In a recent blog post at O’Reilly, Giles Turnbull writes, “A while ago, I thought I’d try an experiment: could I organise all my work, all my personal stuff, all my writing, in one huge text file?” You may think he’s crazy, but my first thought was “Cool! Another geek like myself who keeps everything in text files.”
Let’s face it. Despite all of the digital realm’s advances, it’s often the simplest and most efficient way to keep our information bits together on our computer. As a designer, a consultant, and a business owner, I’ve experimented with many different organizational options, both online and OS-installed, and it always comes down to this – no one system has been flexible enough to meet every information need other than a simple file (for me, written or stored in TextEdit) or my own personal blog database. Traditional software like Office are clunky and bore me with their slow start-ups, dated paradigm, and overloaded interfaces. OSX software programs are light years ahead of of Microsoft, but they often lack integration with my web life. New web-based apps (Basecamp, del.icio.us, Flickr, and others) are much more specialized, up to date and flexible, but there’s a definitely a disconnect in assuming I can always be online to access my own info-bits.
The other disconnect that occurs in my mental map is the overlap between various info-bits. On my computer, Tiger’s new Spotlight search definitely attempts to solve this problem by searching through file names and the content of the files themselves. So if I look for “new york city,” search results will include files with those keywords as well as any documents where I’ve used those words.
But what if I’ve also stored notes about upcoming exhibits in New York City in my Backpackit page online, or I have 515 photos tagged NYC on Flickr? I have to make my own associations in other ways (more text files to keep notes) or just let them exist as separate spheres of information – not sortable or comparable other than in my own head.

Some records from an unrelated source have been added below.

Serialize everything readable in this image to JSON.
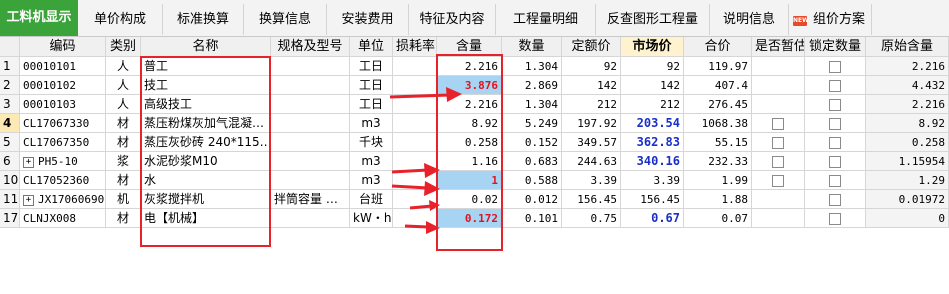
{
  "tabs": [
    {
      "label": "工料机显示"
    },
    {
      "label": "单价构成"
    },
    {
      "label": "标准换算"
    },
    {
      "label": "换算信息"
    },
    {
      "label": "安装费用"
    },
    {
      "label": "特征及内容"
    },
    {
      "label": "工程量明细"
    },
    {
      "label": "反查图形工程量"
    },
    {
      "label": "说明信息"
    },
    {
      "label": "组价方案",
      "badge": "NEW"
    }
  ],
  "columns": [
    "编码",
    "类别",
    "名称",
    "规格及型号",
    "单位",
    "损耗率",
    "含量",
    "数量",
    "定额价",
    "市场价",
    "合价",
    "是否暂估",
    "锁定数量",
    "原始含量"
  ],
  "rows": [
    {
      "no": "1",
      "code": "00010101",
      "cat": "人",
      "name": "普工",
      "spec": "",
      "unit": "工日",
      "loss": "",
      "qty": "2.216",
      "amount": "1.304",
      "quota": "92",
      "market": "92",
      "total": "119.97",
      "est": false,
      "lock": true,
      "orig": "2.216"
    },
    {
      "no": "2",
      "code": "00010102",
      "cat": "人",
      "name": "技工",
      "spec": "",
      "unit": "工日",
      "loss": "",
      "qty": "3.876",
      "amount": "2.869",
      "quota": "142",
      "market": "142",
      "total": "407.4",
      "est": false,
      "lock": true,
      "orig": "4.432"
    },
    {
      "no": "3",
      "code": "00010103",
      "cat": "人",
      "name": "高级技工",
      "spec": "",
      "unit": "工日",
      "loss": "",
      "qty": "2.216",
      "amount": "1.304",
      "quota": "212",
      "market": "212",
      "total": "276.45",
      "est": false,
      "lock": true,
      "orig": "2.216"
    },
    {
      "no": "4",
      "code": "CL17067330",
      "cat": "材",
      "name": "蒸压粉煤灰加气混凝…",
      "spec": "",
      "unit": "m3",
      "loss": "",
      "qty": "8.92",
      "amount": "5.249",
      "quota": "197.92",
      "market": "203.54",
      "total": "1068.38",
      "est": true,
      "lock": true,
      "orig": "8.92"
    },
    {
      "no": "5",
      "code": "CL17067350",
      "cat": "材",
      "name": "蒸压灰砂砖 240*115…",
      "spec": "",
      "unit": "千块",
      "loss": "",
      "qty": "0.258",
      "amount": "0.152",
      "quota": "349.57",
      "market": "362.83",
      "total": "55.15",
      "est": true,
      "lock": true,
      "orig": "0.258"
    },
    {
      "no": "6",
      "code": "PH5-10",
      "cat": "浆",
      "name": "水泥砂浆M10",
      "spec": "",
      "unit": "m3",
      "loss": "",
      "qty": "1.16",
      "amount": "0.683",
      "quota": "244.63",
      "market": "340.16",
      "total": "232.33",
      "est": true,
      "lock": true,
      "orig": "1.15954",
      "expand": true
    },
    {
      "no": "10",
      "code": "CL17052360",
      "cat": "材",
      "name": "水",
      "spec": "",
      "unit": "m3",
      "loss": "",
      "qty": "1",
      "amount": "0.588",
      "quota": "3.39",
      "market": "3.39",
      "total": "1.99",
      "est": true,
      "lock": true,
      "orig": "1.29"
    },
    {
      "no": "11",
      "code": "JX17060690",
      "cat": "机",
      "name": "灰浆搅拌机",
      "spec": "拌筒容量 …",
      "unit": "台班",
      "loss": "",
      "qty": "0.02",
      "amount": "0.012",
      "quota": "156.45",
      "market": "156.45",
      "total": "1.88",
      "est": false,
      "lock": true,
      "orig": "0.01972",
      "expand": true
    },
    {
      "no": "17",
      "code": "CLNJX008",
      "cat": "材",
      "name": "电【机械】",
      "spec": "",
      "unit": "kW・h",
      "loss": "",
      "qty": "0.172",
      "amount": "0.101",
      "quota": "0.75",
      "market": "0.67",
      "total": "0.07",
      "est": false,
      "lock": true,
      "orig": "0"
    }
  ],
  "colors": {
    "tab_active": "#3aa33a",
    "annotation_red": "#e8222b",
    "selected_cell": "#a7d4f2",
    "market_blue": "#1a2fc8"
  }
}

Of course, in this age of info-bit overload, even one huge text file isn’t going to suffice. As Giles writes, “I tried it. It wasn’t easy. While it’s sort-of comforting to know that you have everything you need at your disposal, it’s also a little daunting. Where did I leave that half-finished snippet of writing about such-and-such? I hope I can find it somewhere in this 4,000-line file…”
So how do we manage the steady stream of information flowing to us from both the online and offline world? A friend of mine has more than 500 feeds in his RSS reader. The popular blog community Livejournal has more than 7 million users with over 10,000 posts per hour. A recent story from BBC News says that “one blog is added to the blogosphere every second… A new blog is created about every second, there are over 80,000 created daily. About 55% of all blogs are active, and that has remained a consistent statistic for at least a year.”
With this amount of data, people’s desire for integrated information tools will only continue to grow at the same phenomenal rate.
- Neil Hinrichsen on September 30, 2005 at 03:00 AM:
I feel your pain! I have also battled to find ways of organising a deluge of information. Here’s what works for me:
Treepad outliner – for all my notes on a book I’m writing, in one database, and everything else in my life in another database.
Net Snippets – allows me to instantly cut whole pages, just snippets, or just links to Web pages; stores them as HTML files in a file folder structure, so accessible to other applications, including Google desktop search. Basic version is free. Invaluable.
- Emily on September 30, 2005 at 05:07 AM:
Neil, thanks for the tips! Look forward to trying those out.